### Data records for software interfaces
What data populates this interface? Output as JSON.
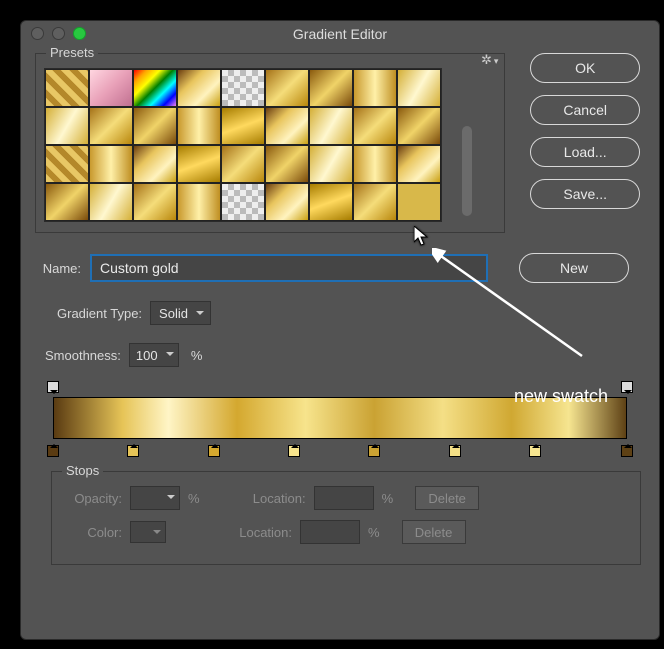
{
  "window": {
    "title": "Gradient Editor"
  },
  "presets": {
    "label": "Presets",
    "gear_name": "gear-icon",
    "swatches": [
      "stripe",
      "pink",
      "rainbow",
      "g1",
      "checker",
      "g2",
      "g3",
      "g4",
      "g5",
      "g5",
      "g2",
      "g3",
      "g4",
      "g6",
      "g1",
      "g5",
      "g2",
      "g3",
      "stripe",
      "g4",
      "g1",
      "g6",
      "g2",
      "g3",
      "g5",
      "g4",
      "g1",
      "g3",
      "g5",
      "g2",
      "g4",
      "checker",
      "g1",
      "g6",
      "g2",
      "solidg"
    ]
  },
  "buttons": {
    "ok": "OK",
    "cancel": "Cancel",
    "load": "Load...",
    "save": "Save...",
    "new": "New"
  },
  "name": {
    "label": "Name:",
    "value": "Custom gold"
  },
  "gradient_type": {
    "label": "Gradient Type:",
    "value": "Solid"
  },
  "smoothness": {
    "label": "Smoothness:",
    "value": "100",
    "unit": "%"
  },
  "gradient": {
    "opacity_stops": [
      0,
      100
    ],
    "color_stops": [
      {
        "pos": 0,
        "color": "#5a3b12"
      },
      {
        "pos": 14,
        "color": "#e6c457"
      },
      {
        "pos": 28,
        "color": "#d4a82f"
      },
      {
        "pos": 42,
        "color": "#f7e48c"
      },
      {
        "pos": 56,
        "color": "#caa233"
      },
      {
        "pos": 70,
        "color": "#f4df86"
      },
      {
        "pos": 84,
        "color": "#f6e590"
      },
      {
        "pos": 100,
        "color": "#5e4115"
      }
    ]
  },
  "stops": {
    "label": "Stops",
    "opacity_label": "Opacity:",
    "pct": "%",
    "location_label": "Location:",
    "delete": "Delete",
    "color_label": "Color:"
  },
  "annotation": {
    "label": "new swatch"
  }
}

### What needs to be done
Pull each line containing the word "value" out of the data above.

### Answer
    "value": "Custom gold"
    "value": "Solid"
    "value": "100",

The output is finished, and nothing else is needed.